Last week saw a flurry of diplomatic activity between Baghdad and Ankara. The top priorities in the talks that took place in Erbil, Ankara, and Baghdad almost simultaneously were oil exports, the presence of the Kurdistan Workers’ Party (PKK) in Iraq, and Iraq’s water crisis.
The visits by Ankara’s foreign and energy ministers to Iraq and by Baghdad’s oil minister to Turkey were preparations for an anticipated visit by Turkish President Recep Tayyip Erdoğan to Iraq, which Iraqi sources think could happen in September, to agree on a way forward on these thorny issues. The outcomes have been unimpressive, with public statements offering no new ideas and little more than reiterations of long-established positions, demands, and expressions of hope. But there is an opportunity for Iraq to shake things up and improve its bargaining position, at least on the oil export issue, possibly more.
What’s at stake for Iraq and Turkey?
First, Baghdad and Erbil seek the resumption of oil exports from Kirkuk and the Kurdistan region through the Iraq-Turkey Pipeline (ITP). These have been halted since March, when Iraq won an arbitration case at the International Chamber of Commerce (ICC) against Turkey for allowing unilateral exports from the Kurdistan region without Baghdad’s approval. The loss of 450,000 barrels per day (bpd) of exports for five months has cost Baghdad and Erbil some $5 billion in unrealized gross revenue. The monetization of this oil is necessary to implementing Iraq’s $150 billion 2023 budget and keeping the daunting $48 billion deficit in check. Turkey’s direct losses are smaller, to the tune of $2 million-3 million a day in oil transit fees, setting aside the lost opportunity of a revitalized oil and gas trade with Iraq.
Second for Iraq is water. The country is experiencing yet another dry year that has seen lakes and marshes disappear as the volume of water flowing down the Tigris and Euphrates from upstream neighbors Turkey and Iran dwindled, forcing Iraq to take desperate measures, such as installing new pumps to extract water from dead space in reservoirs along both rivers. The situation is particularly dire with tributaries originating in Iran, like the Little Zab, whose water has been blocked by Iran for weeks, and with the Euphrates, which Iraqi water officials say currently runs dry before it can meet the Tigris at their iconic confluence near Basra. In July, the Food and Agriculture Organization (FAO) in Iraq reported the Euphrates measured a mere 56 cm deep in Nasiriyah, causing 90% of the nearby marshes to go dry.

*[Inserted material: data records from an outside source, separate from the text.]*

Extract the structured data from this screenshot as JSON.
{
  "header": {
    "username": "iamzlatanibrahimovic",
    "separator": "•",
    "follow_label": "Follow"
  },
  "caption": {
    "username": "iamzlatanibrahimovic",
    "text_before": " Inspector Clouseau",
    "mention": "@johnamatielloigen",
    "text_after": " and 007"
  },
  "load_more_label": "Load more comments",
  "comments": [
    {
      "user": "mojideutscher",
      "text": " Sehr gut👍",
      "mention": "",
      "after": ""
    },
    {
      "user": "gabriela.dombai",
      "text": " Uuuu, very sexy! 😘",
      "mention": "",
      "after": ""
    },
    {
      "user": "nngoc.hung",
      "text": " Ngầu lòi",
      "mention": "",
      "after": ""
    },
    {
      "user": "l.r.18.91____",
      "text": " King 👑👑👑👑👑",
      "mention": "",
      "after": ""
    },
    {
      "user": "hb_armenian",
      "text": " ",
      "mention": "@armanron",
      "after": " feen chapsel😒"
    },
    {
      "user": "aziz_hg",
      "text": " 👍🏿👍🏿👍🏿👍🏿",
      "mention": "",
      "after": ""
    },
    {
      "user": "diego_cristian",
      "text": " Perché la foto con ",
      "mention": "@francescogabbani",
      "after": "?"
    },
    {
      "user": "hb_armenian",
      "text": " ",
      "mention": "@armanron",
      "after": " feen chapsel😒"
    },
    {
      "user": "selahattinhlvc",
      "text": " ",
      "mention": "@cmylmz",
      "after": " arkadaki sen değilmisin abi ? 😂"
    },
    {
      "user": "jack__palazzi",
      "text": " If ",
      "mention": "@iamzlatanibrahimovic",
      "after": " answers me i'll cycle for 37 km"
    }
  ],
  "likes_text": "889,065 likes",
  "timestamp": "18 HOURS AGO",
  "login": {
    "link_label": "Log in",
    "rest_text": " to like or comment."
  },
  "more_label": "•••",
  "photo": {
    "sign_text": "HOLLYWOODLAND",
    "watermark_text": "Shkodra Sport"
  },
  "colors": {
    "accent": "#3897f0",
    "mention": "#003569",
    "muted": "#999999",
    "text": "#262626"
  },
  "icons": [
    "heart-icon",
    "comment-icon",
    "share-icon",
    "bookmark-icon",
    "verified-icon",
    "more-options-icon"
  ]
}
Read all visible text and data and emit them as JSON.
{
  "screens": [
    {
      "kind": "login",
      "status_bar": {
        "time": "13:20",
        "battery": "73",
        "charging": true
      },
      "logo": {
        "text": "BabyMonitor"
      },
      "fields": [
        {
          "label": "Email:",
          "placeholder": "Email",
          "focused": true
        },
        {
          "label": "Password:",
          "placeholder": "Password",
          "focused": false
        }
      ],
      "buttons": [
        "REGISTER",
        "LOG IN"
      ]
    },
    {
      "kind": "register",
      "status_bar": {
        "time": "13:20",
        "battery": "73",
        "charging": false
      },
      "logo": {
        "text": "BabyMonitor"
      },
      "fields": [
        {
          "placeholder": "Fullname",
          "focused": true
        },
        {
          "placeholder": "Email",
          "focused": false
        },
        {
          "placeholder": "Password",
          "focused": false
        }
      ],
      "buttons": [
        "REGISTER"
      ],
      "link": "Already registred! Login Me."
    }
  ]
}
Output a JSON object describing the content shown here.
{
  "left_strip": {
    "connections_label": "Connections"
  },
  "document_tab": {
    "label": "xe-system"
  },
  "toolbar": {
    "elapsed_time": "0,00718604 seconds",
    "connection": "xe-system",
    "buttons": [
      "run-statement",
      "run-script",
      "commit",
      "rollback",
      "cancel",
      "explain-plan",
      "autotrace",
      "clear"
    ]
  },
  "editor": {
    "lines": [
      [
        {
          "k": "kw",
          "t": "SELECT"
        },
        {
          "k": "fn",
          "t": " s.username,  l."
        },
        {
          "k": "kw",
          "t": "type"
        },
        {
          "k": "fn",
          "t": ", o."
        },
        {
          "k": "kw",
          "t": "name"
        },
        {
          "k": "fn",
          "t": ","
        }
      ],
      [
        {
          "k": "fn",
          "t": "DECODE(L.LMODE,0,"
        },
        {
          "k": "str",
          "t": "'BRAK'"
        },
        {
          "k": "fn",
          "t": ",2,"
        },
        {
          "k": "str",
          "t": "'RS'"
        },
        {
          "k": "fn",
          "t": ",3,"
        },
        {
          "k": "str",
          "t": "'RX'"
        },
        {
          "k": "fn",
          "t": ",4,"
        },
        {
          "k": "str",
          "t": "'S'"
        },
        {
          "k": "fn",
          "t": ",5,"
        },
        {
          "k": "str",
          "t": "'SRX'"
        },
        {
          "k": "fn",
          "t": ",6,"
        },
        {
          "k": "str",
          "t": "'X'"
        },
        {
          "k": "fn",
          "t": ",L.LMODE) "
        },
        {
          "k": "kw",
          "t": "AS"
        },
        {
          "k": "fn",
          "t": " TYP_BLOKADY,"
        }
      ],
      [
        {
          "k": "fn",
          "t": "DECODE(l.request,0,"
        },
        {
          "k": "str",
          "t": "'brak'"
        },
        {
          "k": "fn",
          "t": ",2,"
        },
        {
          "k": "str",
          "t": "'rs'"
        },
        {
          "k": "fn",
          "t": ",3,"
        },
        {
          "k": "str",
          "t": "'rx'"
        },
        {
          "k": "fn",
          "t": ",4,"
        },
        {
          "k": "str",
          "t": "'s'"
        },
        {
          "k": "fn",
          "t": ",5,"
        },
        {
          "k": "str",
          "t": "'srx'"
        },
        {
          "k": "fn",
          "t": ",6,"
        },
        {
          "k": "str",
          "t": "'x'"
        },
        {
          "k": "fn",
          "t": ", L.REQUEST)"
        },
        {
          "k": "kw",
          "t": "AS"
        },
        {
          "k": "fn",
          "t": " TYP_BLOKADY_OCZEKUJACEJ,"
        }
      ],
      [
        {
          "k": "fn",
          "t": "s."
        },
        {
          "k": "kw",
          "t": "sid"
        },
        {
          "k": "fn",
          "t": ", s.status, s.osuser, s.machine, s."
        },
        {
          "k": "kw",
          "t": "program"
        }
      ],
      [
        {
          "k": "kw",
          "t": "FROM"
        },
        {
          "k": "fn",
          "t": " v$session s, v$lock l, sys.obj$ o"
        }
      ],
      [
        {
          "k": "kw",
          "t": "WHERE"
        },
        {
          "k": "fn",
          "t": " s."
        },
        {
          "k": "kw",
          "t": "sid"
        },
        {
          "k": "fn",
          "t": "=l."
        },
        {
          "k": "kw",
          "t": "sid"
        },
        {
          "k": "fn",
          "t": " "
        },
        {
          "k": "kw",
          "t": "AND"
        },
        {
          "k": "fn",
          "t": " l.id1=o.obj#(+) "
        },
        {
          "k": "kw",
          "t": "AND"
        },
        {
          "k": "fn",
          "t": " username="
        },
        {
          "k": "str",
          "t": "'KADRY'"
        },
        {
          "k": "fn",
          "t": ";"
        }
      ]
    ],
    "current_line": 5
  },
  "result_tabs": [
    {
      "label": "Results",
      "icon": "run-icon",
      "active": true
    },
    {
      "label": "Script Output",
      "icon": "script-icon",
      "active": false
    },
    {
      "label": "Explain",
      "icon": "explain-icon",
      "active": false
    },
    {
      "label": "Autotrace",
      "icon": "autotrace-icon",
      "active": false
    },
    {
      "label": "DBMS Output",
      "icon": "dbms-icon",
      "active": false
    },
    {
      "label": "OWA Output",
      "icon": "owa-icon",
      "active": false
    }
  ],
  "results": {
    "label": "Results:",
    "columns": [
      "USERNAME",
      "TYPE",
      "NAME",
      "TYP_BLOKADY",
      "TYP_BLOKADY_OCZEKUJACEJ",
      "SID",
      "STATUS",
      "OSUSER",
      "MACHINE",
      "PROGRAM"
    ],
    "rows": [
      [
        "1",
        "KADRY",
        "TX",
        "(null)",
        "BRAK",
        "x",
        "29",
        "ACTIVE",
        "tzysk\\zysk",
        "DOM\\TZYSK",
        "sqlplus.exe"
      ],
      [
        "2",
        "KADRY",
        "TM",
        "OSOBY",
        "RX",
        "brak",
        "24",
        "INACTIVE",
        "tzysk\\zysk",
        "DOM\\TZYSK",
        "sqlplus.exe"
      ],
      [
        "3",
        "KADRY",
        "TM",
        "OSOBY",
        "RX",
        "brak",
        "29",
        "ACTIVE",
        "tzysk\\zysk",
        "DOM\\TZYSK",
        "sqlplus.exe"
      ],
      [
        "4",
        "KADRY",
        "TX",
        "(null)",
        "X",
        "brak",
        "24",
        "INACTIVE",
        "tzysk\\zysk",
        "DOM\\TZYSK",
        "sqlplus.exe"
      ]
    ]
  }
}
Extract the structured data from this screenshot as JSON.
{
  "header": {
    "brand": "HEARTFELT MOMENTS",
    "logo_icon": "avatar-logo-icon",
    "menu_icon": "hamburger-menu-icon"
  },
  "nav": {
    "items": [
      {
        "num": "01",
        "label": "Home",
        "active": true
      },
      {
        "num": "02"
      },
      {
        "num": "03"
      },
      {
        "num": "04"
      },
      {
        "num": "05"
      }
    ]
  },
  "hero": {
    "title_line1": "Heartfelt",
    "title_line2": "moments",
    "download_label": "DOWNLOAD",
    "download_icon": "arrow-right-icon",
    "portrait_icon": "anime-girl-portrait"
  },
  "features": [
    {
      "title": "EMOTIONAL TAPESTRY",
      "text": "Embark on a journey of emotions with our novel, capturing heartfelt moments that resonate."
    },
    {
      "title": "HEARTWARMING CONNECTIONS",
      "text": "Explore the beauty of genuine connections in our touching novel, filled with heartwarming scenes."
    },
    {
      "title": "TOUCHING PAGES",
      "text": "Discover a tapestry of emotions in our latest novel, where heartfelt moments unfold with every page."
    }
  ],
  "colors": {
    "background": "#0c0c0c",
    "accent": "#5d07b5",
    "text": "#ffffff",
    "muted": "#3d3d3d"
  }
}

The third issue is security, particularly the presence of the PKK on Iraqi territory stretching from Sulaymaniyah and Makhmour to the east, to the rugged Qandil Mountains in the north, and all the way to Sinjar near the Syrian border in the west. Turkey has conducted numerous airstrikes to weaken the PKK inside Iraq and insists that either Baghdad or Erbil must take action to end the PKK “virus” that’s spreading, in Ankara’s view, along hundreds of miles of its southern border. Iraq has its own problems with the PKK, whose presence, and that of its affiliates, has attracted heavy-handed Turkish military action and destabilizes the war-ravaged Sinjar in western Nineveh Province.